Monthly Archives: June 2014

The Uses of Melancholy

A group of academics have raised the possibility that the eighteenth-century Scottish poet Robert Burns had bipolar disorder, making the laudable enough claim for their work that accepting that ‘the national bard might have been depressive could increase acceptance of mental health issues’. While they were probably aware of the contradiction, in retrospectively diagnosing Burns […]

A Politics Now!

Keyser Söze famously said (or didn’t say) that the greatest trick the devil ever pulled was convincing the world he didn’t exist. We are perhaps witnessing something similar to this operation in modern politics today. Throughout the recent European election campaigns – in the UK at least – the political emphasis seemed to be squarely […]

Milo Moire’s “PlopEgg” Painting

Do women have to be naked to get into the Metropolitan Museum? Less than 5% of the artists in the modern art sections are women, but 85% of the nudes are female  The question posed by the feminist art organisation Guerilla Girls, receives an answer in the work of the Swiss performance artist, Milo Moire. […]

On Bronies

When Hasbro successfully re-launched the My Little Pony franchise in 2010, the cartoon quickly found an unexpected and committed audience in teenage and twenty-something men. Much of the commentary surrounding these “Bronies” has applauded their counter-cultural daring and progressive flouting of gender norms, while the collisions between flat-topped fathers and pink-tailed, rainbow-hoofed sons in the […]

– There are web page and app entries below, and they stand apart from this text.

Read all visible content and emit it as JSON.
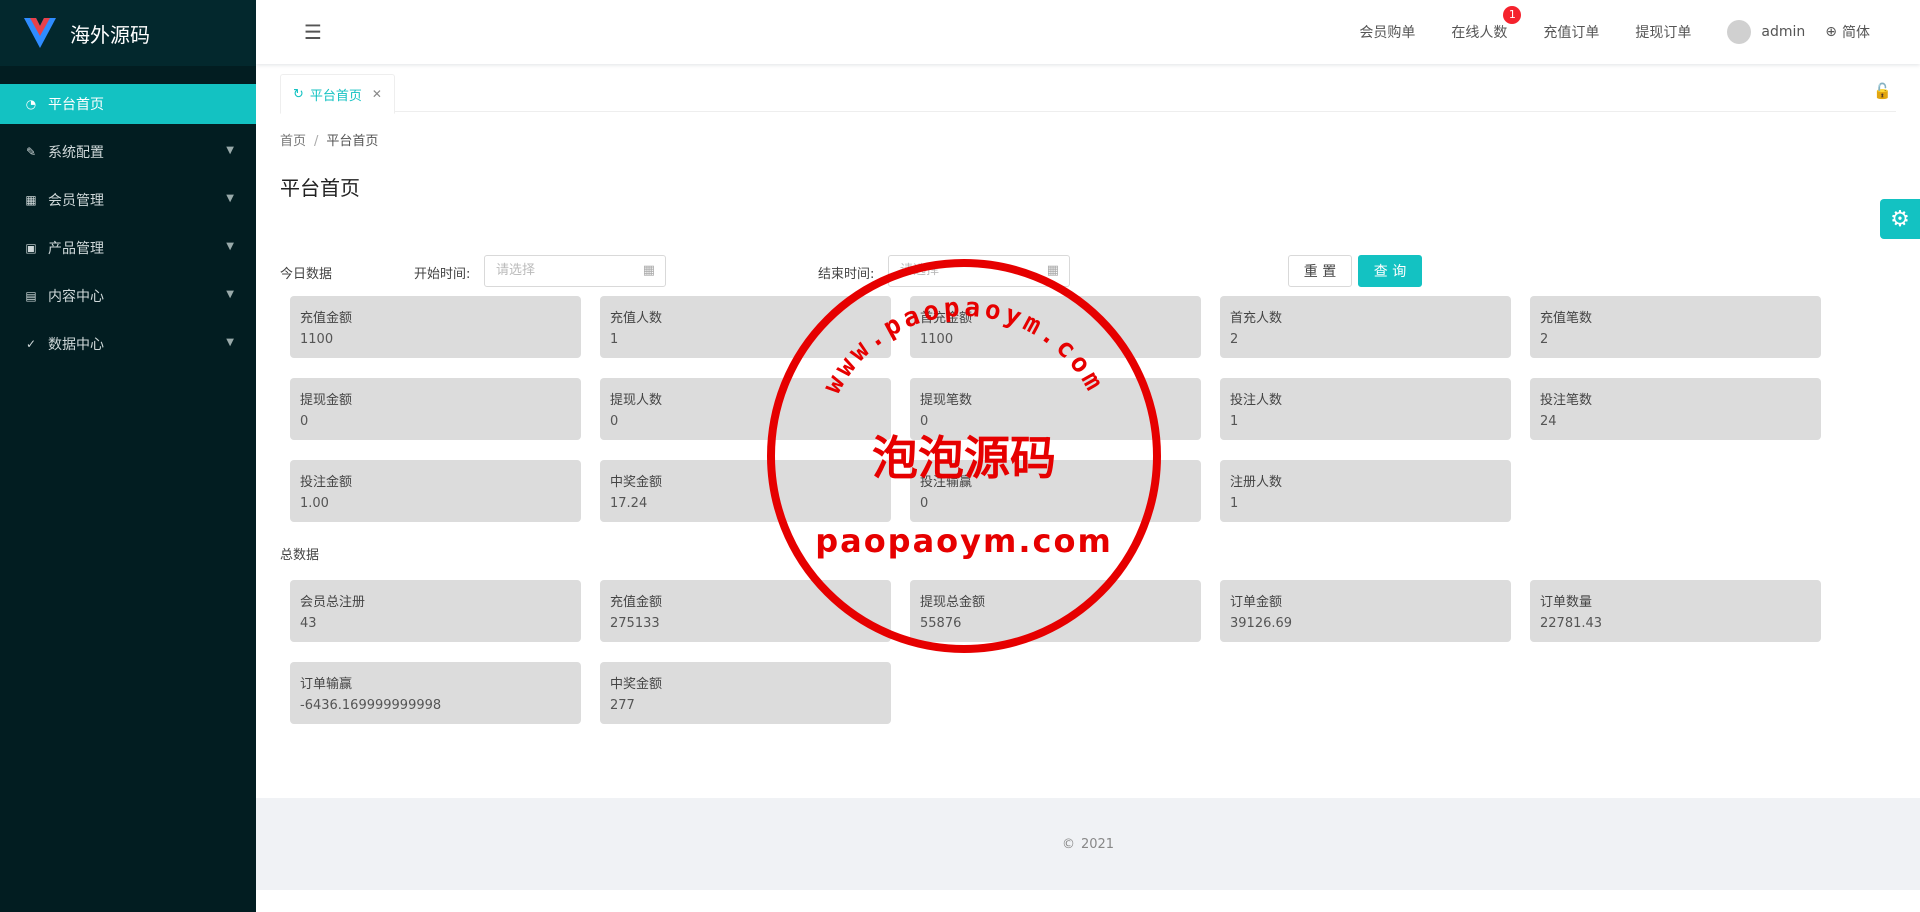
{
  "app": {
    "logo_text": "海外源码"
  },
  "sidebar": {
    "items": [
      {
        "label": "平台首页",
        "icon": "dashboard-icon",
        "active": true
      },
      {
        "label": "系统配置",
        "icon": "edit-icon"
      },
      {
        "label": "会员管理",
        "icon": "table-icon"
      },
      {
        "label": "产品管理",
        "icon": "grid-icon"
      },
      {
        "label": "内容中心",
        "icon": "profile-icon"
      },
      {
        "label": "数据中心",
        "icon": "check-circle-icon"
      }
    ]
  },
  "header": {
    "links": [
      "会员购单",
      "在线人数",
      "充值订单",
      "提现订单"
    ],
    "online_badge": "1",
    "username": "admin",
    "language": "简体"
  },
  "tabs": [
    {
      "label": "平台首页"
    }
  ],
  "breadcrumb": {
    "home": "首页",
    "sep": "/",
    "current": "平台首页"
  },
  "page_title": "平台首页",
  "filter": {
    "section_label": "今日数据",
    "start_label": "开始时间:",
    "end_label": "结束时间:",
    "start_placeholder": "请选择",
    "end_placeholder": "请选择",
    "reset": "重 置",
    "query": "查 询"
  },
  "today": [
    {
      "label": "充值金额",
      "value": "1100"
    },
    {
      "label": "充值人数",
      "value": "1"
    },
    {
      "label": "首充金额",
      "value": "1100"
    },
    {
      "label": "首充人数",
      "value": "2"
    },
    {
      "label": "充值笔数",
      "value": "2"
    },
    {
      "label": "提现金额",
      "value": "0"
    },
    {
      "label": "提现人数",
      "value": "0"
    },
    {
      "label": "提现笔数",
      "value": "0"
    },
    {
      "label": "投注人数",
      "value": "1"
    },
    {
      "label": "投注笔数",
      "value": "24"
    },
    {
      "label": "投注金额",
      "value": "1.00"
    },
    {
      "label": "中奖金额",
      "value": "17.24"
    },
    {
      "label": "投注输赢",
      "value": "0"
    },
    {
      "label": "注册人数",
      "value": "1"
    }
  ],
  "total_label": "总数据",
  "total": [
    {
      "label": "会员总注册",
      "value": "43"
    },
    {
      "label": "充值金额",
      "value": "275133"
    },
    {
      "label": "提现总金额",
      "value": "55876"
    },
    {
      "label": "订单金额",
      "value": "39126.69"
    },
    {
      "label": "订单数量",
      "value": "22781.43"
    },
    {
      "label": "订单输赢",
      "value": "-6436.169999999998"
    },
    {
      "label": "中奖金额",
      "value": "277"
    }
  ],
  "footer": {
    "copyright": "©",
    "year": "2021"
  },
  "watermark": {
    "top_text": "www.paopaoym.com",
    "center_text": "泡泡源码",
    "bottom_text": "paopaoym.com"
  },
  "colors": {
    "accent": "#13c2c2",
    "sidebar": "#021d21",
    "stamp": "#e60000"
  }
}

How to Hate Shakespeare

The 450th anniversary of Shakespeare’s birth was marked by a weeklong festival in Stratford-upon-Avon and the usual bluster of academics seeing an opportunity to complete their required bit of public engagement for the year by earnestly demonstrating how Shakespeare is “still relevant today”. The seamy underside of this jubilation could be traced via Twitter along […]

Colonising the Everyday #2

Those sceptical friends of the first viewers of The Hills, Made in Chelsea and The Only Way is Essex who complained of the patent fakeness of their professionally paced bickering and impeccable camera direction clearly missed the point. It was for the first wave of reality television embodied in Big Brother to briefly promise authenticity, […]

Colonising the Everyday #1

What do we do when we are not doing anything? In the age of kindles, iPhones and other mobile devices, our blank ‘down time’ moments – in queues, on busses, or taking cigarette breaks alone – are no longer spent staring blankly into space or out of windows idly collecting our thoughts, but instead are […]